The white flag has been raised, and 63 runners have gone to post for election to Mayo County Council. Thirty-three face disappointment, but as of now, there is not one among them who doubts his or her chances of success.
You and I may surmise that we can distinguish between those with a genuine chance and the lost causes, but in the mind of each aspirant, there is no such thing as a no-hoper. Seasoned campaigners can sense how the wind is blowing, but the neophytes remain blissfully unaware of the perils that lie ahead.
A never changing feature of the political process, is the innocent optimism of the novice candidate. Most candidates are prone to overestimating their popularity with the voting public, but none more so than the newcomer seeking election for the first time. Whether it is down to wishful thinking on the one part, or the practised false sincerity of the voter on the other, first timers are inevitably carried away by the apparently genuine promises sealed on the doorstep.
Sadly, the sense of shock when the ballot papers are tumbled out on the counting table, and it becomes clear that the promised votes were only a myth, is palpable. Novice candidates have been known to be traumatised for weeks when – inexplicably to themselves – all those votes they had marked off as certainties never materialise.
It was such an experience which led to a neighbour, a failed candidate, to ruefully proclaim, when it all was over, that the one thing he had learned was that ‘there are a hundred liars living on the Newport road’.
Failed candidates are often so disbelieving of the reality unfolding before them, so genuinely baffled at the idea that friends and neighbours could have duped them, that reason goes out the window. It is several years since a candidate for the then Castlebar Urban Council went through a similar Gethsemane. This man had first become a member of the council at a time when, bizarrely, only eight candidates went forward for the nine seats on the council, such was the level of public apathy and indifference among the Castlebar public.
Five years on, things had changed; this time, there was an election and, for the first time, Jim was obliged to go canvassing.

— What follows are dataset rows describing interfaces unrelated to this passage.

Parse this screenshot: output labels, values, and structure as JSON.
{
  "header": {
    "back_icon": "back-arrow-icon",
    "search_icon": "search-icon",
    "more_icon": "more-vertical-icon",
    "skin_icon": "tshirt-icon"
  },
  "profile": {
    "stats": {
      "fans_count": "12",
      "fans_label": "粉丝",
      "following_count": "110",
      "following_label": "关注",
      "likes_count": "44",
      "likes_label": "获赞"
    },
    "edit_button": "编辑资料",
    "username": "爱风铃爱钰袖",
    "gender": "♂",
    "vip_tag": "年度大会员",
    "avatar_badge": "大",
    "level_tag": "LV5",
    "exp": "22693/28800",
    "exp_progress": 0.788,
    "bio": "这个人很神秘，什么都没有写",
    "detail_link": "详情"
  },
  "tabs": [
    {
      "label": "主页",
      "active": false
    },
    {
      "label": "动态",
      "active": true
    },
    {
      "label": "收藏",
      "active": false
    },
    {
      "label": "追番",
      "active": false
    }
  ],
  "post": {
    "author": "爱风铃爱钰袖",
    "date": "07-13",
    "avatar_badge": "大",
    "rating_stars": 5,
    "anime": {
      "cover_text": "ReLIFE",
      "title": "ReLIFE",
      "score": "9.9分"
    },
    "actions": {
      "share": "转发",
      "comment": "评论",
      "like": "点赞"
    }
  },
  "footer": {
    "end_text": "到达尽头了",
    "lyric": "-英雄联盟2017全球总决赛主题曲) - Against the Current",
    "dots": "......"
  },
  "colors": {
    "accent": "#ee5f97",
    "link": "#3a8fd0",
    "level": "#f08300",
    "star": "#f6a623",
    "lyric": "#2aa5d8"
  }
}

The reception he got was warm and affable and most encouraging. (“Why wouldn’t we vote for you, Jim. Sure who else would we be supporting?”). And Jim duly ticked off another brace of votes in his favour.
Come the count, the inevitable happened. Far from the 300 first preferences he had been assured of, he got 30 odd. Jim was eliminated early.

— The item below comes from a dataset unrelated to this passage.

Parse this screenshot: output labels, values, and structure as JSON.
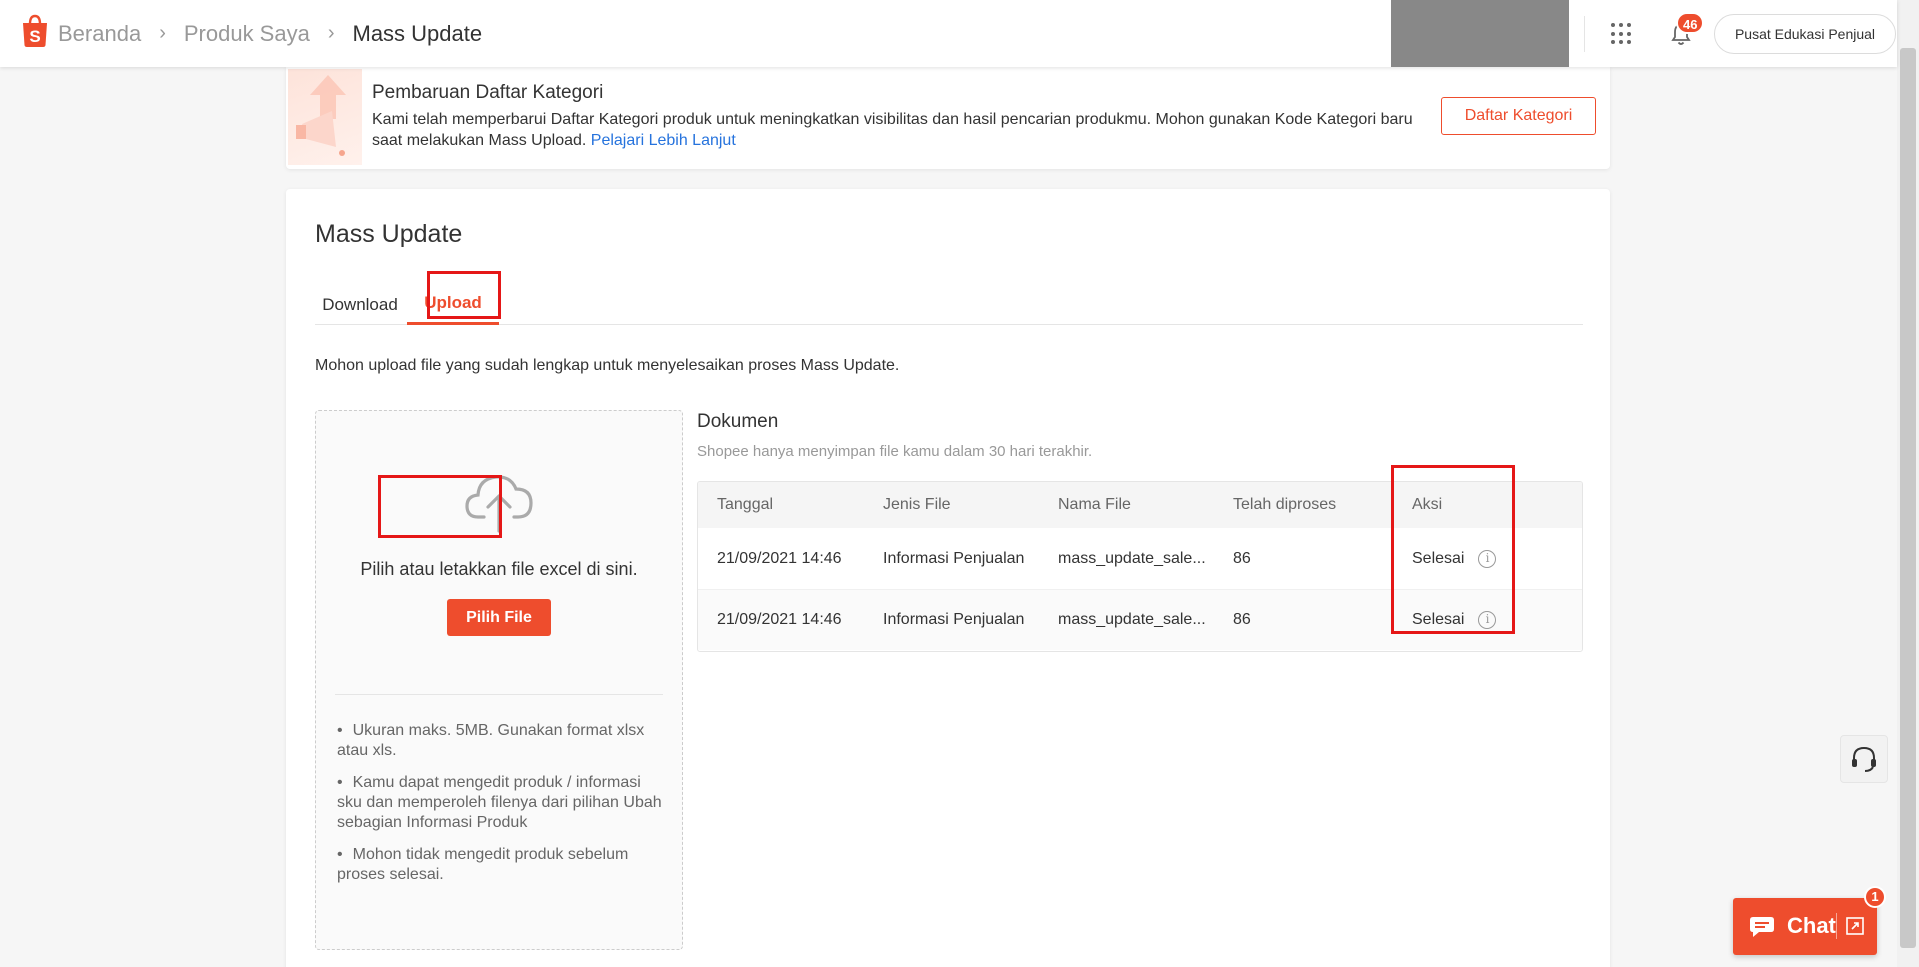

Shell shocked, he went home, and thought, and thought, and tried to make sense of his experience. No, there had to have been an error somewhere. A ballot box must have gone missing; someone had credited his votes to some other candidate; something was not right.
And so he went round the streets again, back to the same neighbours and locals who had promised their number one. Again they assured him that they had done so, even signing the sheet of paper he placed before them to reconfirm their sincerity. Armed with his ‘proof’, Jim returned to the Town Clerk’s office where a long conversation ensued. Gently and sympathetically, the Town Clerk explained to him the realities of political life, and that a vote promised on the doorstep is of zero value until it appears in the ballot box.
The experience marked the end of a political career, and a salutary lesson for novice candidates on the perfidious nature of electioneering.